### WHAT THE TASK ASKS:
Every record below must be copied exactly, with images dropped.

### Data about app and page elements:
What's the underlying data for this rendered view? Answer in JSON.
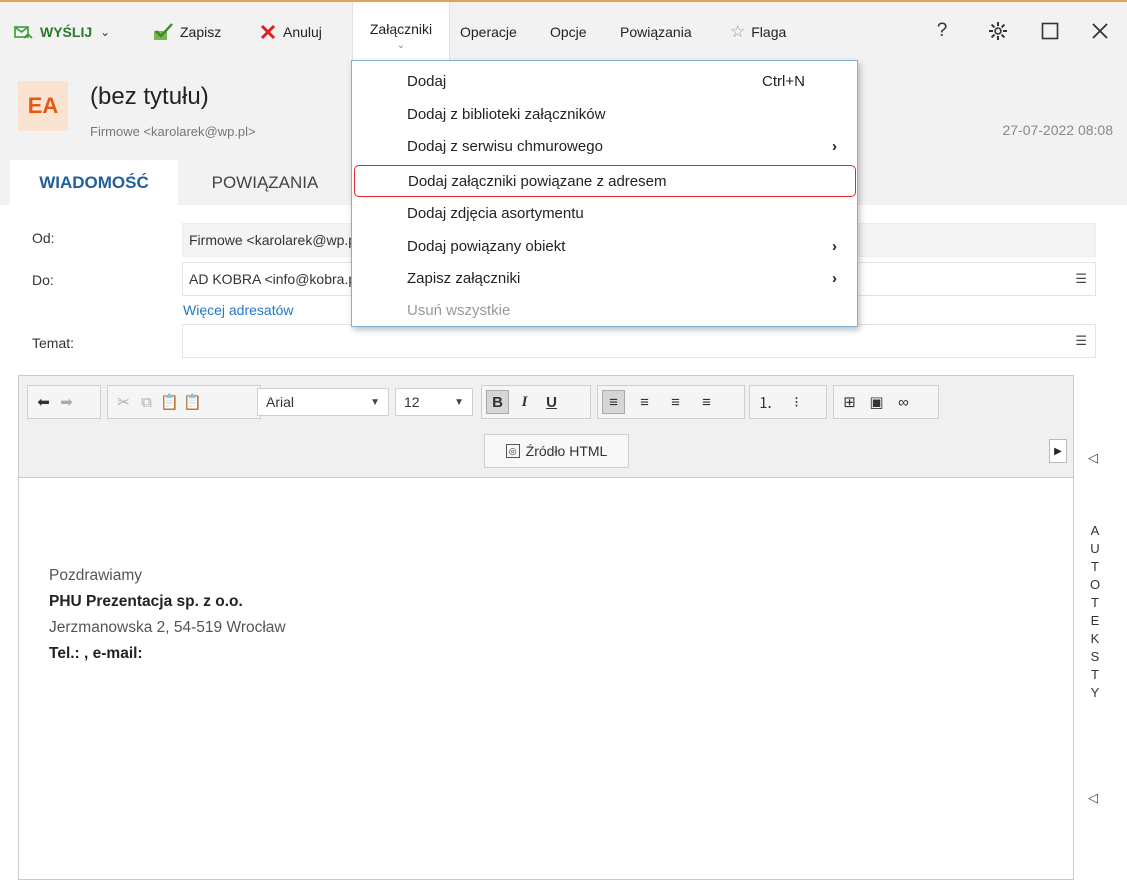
{
  "toolbar": {
    "send": "WYŚLIJ",
    "save": "Zapisz",
    "cancel": "Anuluj",
    "attachments": "Załączniki",
    "operations": "Operacje",
    "options": "Opcje",
    "relations": "Powiązania",
    "flag": "Flaga",
    "help": "?",
    "colors": {
      "send_icon": "#3a9a3a",
      "cancel_icon": "#e02020",
      "flag_icon": "#888888"
    }
  },
  "header": {
    "avatar_initials": "EA",
    "subject": "(bez tytułu)",
    "from": "Firmowe <karolarek@wp.pl>",
    "date": "27-07-2022 08:08"
  },
  "tabs": [
    {
      "label": "WIADOMOŚĆ",
      "active": true
    },
    {
      "label": "POWIĄZANIA",
      "active": false
    }
  ],
  "form": {
    "from_label": "Od:",
    "from_value": "Firmowe <karolarek@wp.pl>",
    "to_label": "Do:",
    "to_value": "AD KOBRA <info@kobra.pl>",
    "more_recipients": "Więcej adresatów",
    "subject_label": "Temat:",
    "subject_value": ""
  },
  "editor": {
    "font": "Arial",
    "size": "12",
    "html_source": "Źródło HTML",
    "signature": {
      "greeting": "Pozdrawiamy",
      "company": "PHU Prezentacja sp. z o.o.",
      "address": "Jerzmanowska 2, 54-519 Wrocław",
      "contact": "Tel.: , e-mail:"
    }
  },
  "autotext": {
    "letters": [
      "A",
      "U",
      "T",
      "O",
      "T",
      "E",
      "K",
      "S",
      "T",
      "Y"
    ]
  },
  "dropdown": {
    "items": [
      {
        "label": "Dodaj",
        "shortcut": "Ctrl+N"
      },
      {
        "label": "Dodaj z biblioteki załączników"
      },
      {
        "label": "Dodaj z serwisu chmurowego",
        "submenu": "›"
      },
      {
        "label": "Dodaj załączniki powiązane z adresem",
        "highlighted": true
      },
      {
        "label": "Dodaj zdjęcia asortymentu"
      },
      {
        "label": "Dodaj powiązany obiekt",
        "submenu": "›"
      },
      {
        "label": "Zapisz załączniki",
        "submenu": "›"
      },
      {
        "label": "Usuń wszystkie",
        "disabled": true
      }
    ]
  }
}
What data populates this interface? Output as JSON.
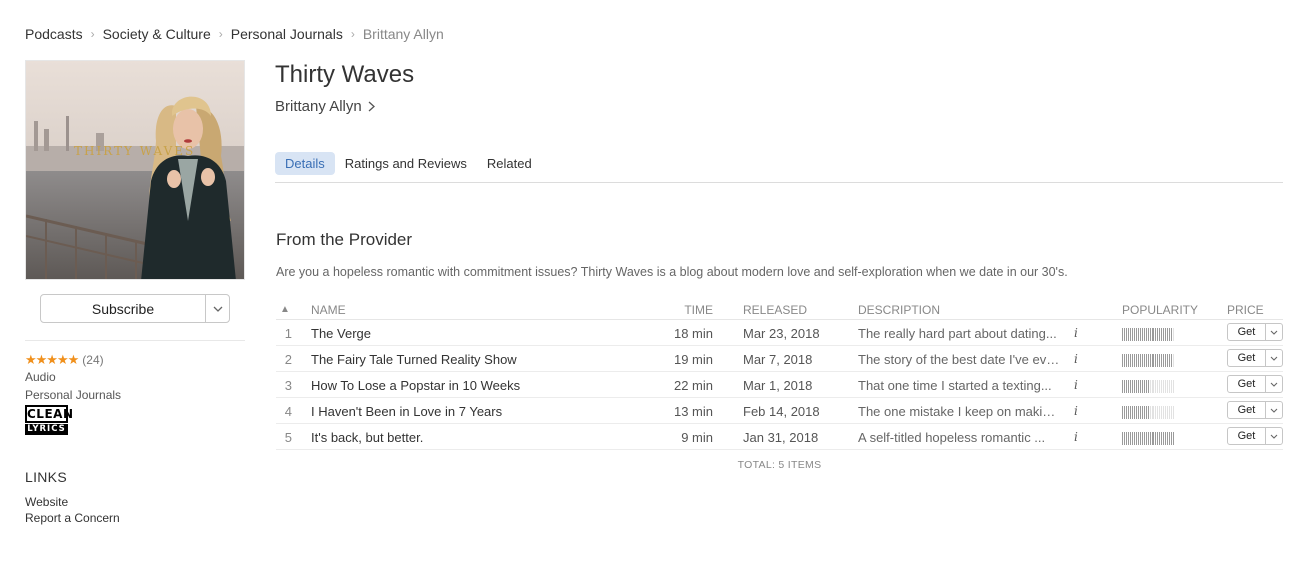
{
  "breadcrumb": {
    "items": [
      "Podcasts",
      "Society & Culture",
      "Personal Journals",
      "Brittany Allyn"
    ]
  },
  "podcast": {
    "title": "Thirty Waves",
    "artist": "Brittany Allyn",
    "artwork_text": "THIRTY WAVES"
  },
  "subscribe": {
    "label": "Subscribe"
  },
  "rating": {
    "stars": "★★★★★",
    "count": "(24)",
    "value": 5
  },
  "meta": {
    "kind": "Audio",
    "genre": "Personal Journals"
  },
  "badge": {
    "line1": "CLEAN",
    "line2": "LYRICS"
  },
  "links": {
    "title": "LINKS",
    "items": [
      "Website",
      "Report a Concern"
    ]
  },
  "tabs": {
    "items": [
      "Details",
      "Ratings and Reviews",
      "Related"
    ],
    "active": "Details"
  },
  "provider": {
    "title": "From the Provider",
    "description": "Are you a hopeless romantic with commitment issues? Thirty Waves is a blog about modern love and self-exploration when we date in our 30's."
  },
  "table": {
    "sort_arrow": "▲",
    "headers": {
      "name": "NAME",
      "time": "TIME",
      "released": "RELEASED",
      "description": "DESCRIPTION",
      "popularity": "POPULARITY",
      "price": "PRICE"
    },
    "info_glyph": "i",
    "get_label": "Get",
    "rows": [
      {
        "num": "1",
        "name": "The Verge",
        "time": "18 min",
        "released": "Mar 23, 2018",
        "description": "The really hard part about dating...",
        "popularity": 0.95
      },
      {
        "num": "2",
        "name": "The Fairy Tale Turned Reality Show",
        "time": "19 min",
        "released": "Mar 7, 2018",
        "description": "The story of the best date I've ever...",
        "popularity": 0.95
      },
      {
        "num": "3",
        "name": "How To Lose a Popstar in 10 Weeks",
        "time": "22 min",
        "released": "Mar 1, 2018",
        "description": "That one time I started a texting...",
        "popularity": 0.55
      },
      {
        "num": "4",
        "name": "I Haven't Been in Love in 7 Years",
        "time": "13 min",
        "released": "Feb 14, 2018",
        "description": "The one mistake I keep on making...",
        "popularity": 0.55
      },
      {
        "num": "5",
        "name": "It's back, but better.",
        "time": "9 min",
        "released": "Jan 31, 2018",
        "description": "A self-titled hopeless romantic ...",
        "popularity": 1.0
      }
    ],
    "total": "TOTAL: 5 ITEMS"
  },
  "colors": {
    "accent": "#3a6fb5",
    "tab_active_bg": "#d8e4f4",
    "star": "#f0901c",
    "pop_filled": "#9a9a9a",
    "pop_empty": "#e2e2e2"
  }
}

### PROBLEM SOLUTION:
What's the underlying data for this rendered view? Answer in JSON.
{
  "toolbar": {
    "send": "WYŚLIJ",
    "save": "Zapisz",
    "cancel": "Anuluj",
    "attachments": "Załączniki",
    "operations": "Operacje",
    "options": "Opcje",
    "relations": "Powiązania",
    "flag": "Flaga",
    "help": "?",
    "colors": {
      "send_icon": "#3a9a3a",
      "cancel_icon": "#e02020",
      "flag_icon": "#888888"
    }
  },
  "header": {
    "avatar_initials": "EA",
    "subject": "(bez tytułu)",
    "from": "Firmowe <karolarek@wp.pl>",
    "date": "27-07-2022 08:08"
  },
  "tabs": [
    {
      "label": "WIADOMOŚĆ",
      "active": true
    },
    {
      "label": "POWIĄZANIA",
      "active": false
    }
  ],
  "form": {
    "from_label": "Od:",
    "from_value": "Firmowe <karolarek@wp.pl>",
    "to_label": "Do:",
    "to_value": "AD KOBRA <info@kobra.pl>",
    "more_recipients": "Więcej adresatów",
    "subject_label": "Temat:",
    "subject_value": ""
  },
  "editor": {
    "font": "Arial",
    "size": "12",
    "html_source": "Źródło HTML",
    "signature": {
      "greeting": "Pozdrawiamy",
      "company": "PHU Prezentacja sp. z o.o.",
      "address": "Jerzmanowska 2, 54-519 Wrocław",
      "contact": "Tel.: , e-mail:"
    }
  },
  "autotext": {
    "letters": [
      "A",
      "U",
      "T",
      "O",
      "T",
      "E",
      "K",
      "S",
      "T",
      "Y"
    ]
  },
  "dropdown": {
    "items": [
      {
        "label": "Dodaj",
        "shortcut": "Ctrl+N"
      },
      {
        "label": "Dodaj z biblioteki załączników"
      },
      {
        "label": "Dodaj z serwisu chmurowego",
        "submenu": "›"
      },
      {
        "label": "Dodaj załączniki powiązane z adresem",
        "highlighted": true
      },
      {
        "label": "Dodaj zdjęcia asortymentu"
      },
      {
        "label": "Dodaj powiązany obiekt",
        "submenu": "›"
      },
      {
        "label": "Zapisz załączniki",
        "submenu": "›"
      },
      {
        "label": "Usuń wszystkie",
        "disabled": true
      }
    ]
  }
}
What data populates this interface? Output as JSON.
{
  "breadcrumb": {
    "items": [
      "Podcasts",
      "Society & Culture",
      "Personal Journals",
      "Brittany Allyn"
    ]
  },
  "podcast": {
    "title": "Thirty Waves",
    "artist": "Brittany Allyn",
    "artwork_text": "THIRTY WAVES"
  },
  "subscribe": {
    "label": "Subscribe"
  },
  "rating": {
    "stars": "★★★★★",
    "count": "(24)",
    "value": 5
  },
  "meta": {
    "kind": "Audio",
    "genre": "Personal Journals"
  },
  "badge": {
    "line1": "CLEAN",
    "line2": "LYRICS"
  },
  "links": {
    "title": "LINKS",
    "items": [
      "Website",
      "Report a Concern"
    ]
  },
  "tabs": {
    "items": [
      "Details",
      "Ratings and Reviews",
      "Related"
    ],
    "active": "Details"
  },
  "provider": {
    "title": "From the Provider",
    "description": "Are you a hopeless romantic with commitment issues? Thirty Waves is a blog about modern love and self-exploration when we date in our 30's."
  },
  "table": {
    "sort_arrow": "▲",
    "headers": {
      "name": "NAME",
      "time": "TIME",
      "released": "RELEASED",
      "description": "DESCRIPTION",
      "popularity": "POPULARITY",
      "price": "PRICE"
    },
    "info_glyph": "i",
    "get_label": "Get",
    "rows": [
      {
        "num": "1",
        "name": "The Verge",
        "time": "18 min",
        "released": "Mar 23, 2018",
        "description": "The really hard part about dating...",
        "popularity": 0.95
      },
      {
        "num": "2",
        "name": "The Fairy Tale Turned Reality Show",
        "time": "19 min",
        "released": "Mar 7, 2018",
        "description": "The story of the best date I've ever...",
        "popularity": 0.95
      },
      {
        "num": "3",
        "name": "How To Lose a Popstar in 10 Weeks",
        "time": "22 min",
        "released": "Mar 1, 2018",
        "description": "That one time I started a texting...",
        "popularity": 0.55
      },
      {
        "num": "4",
        "name": "I Haven't Been in Love in 7 Years",
        "time": "13 min",
        "released": "Feb 14, 2018",
        "description": "The one mistake I keep on making...",
        "popularity": 0.55
      },
      {
        "num": "5",
        "name": "It's back, but better.",
        "time": "9 min",
        "released": "Jan 31, 2018",
        "description": "A self-titled hopeless romantic ...",
        "popularity": 1.0
      }
    ],
    "total": "TOTAL: 5 ITEMS"
  },
  "colors": {
    "accent": "#3a6fb5",
    "tab_active_bg": "#d8e4f4",
    "star": "#f0901c",
    "pop_filled": "#9a9a9a",
    "pop_empty": "#e2e2e2"
  }
}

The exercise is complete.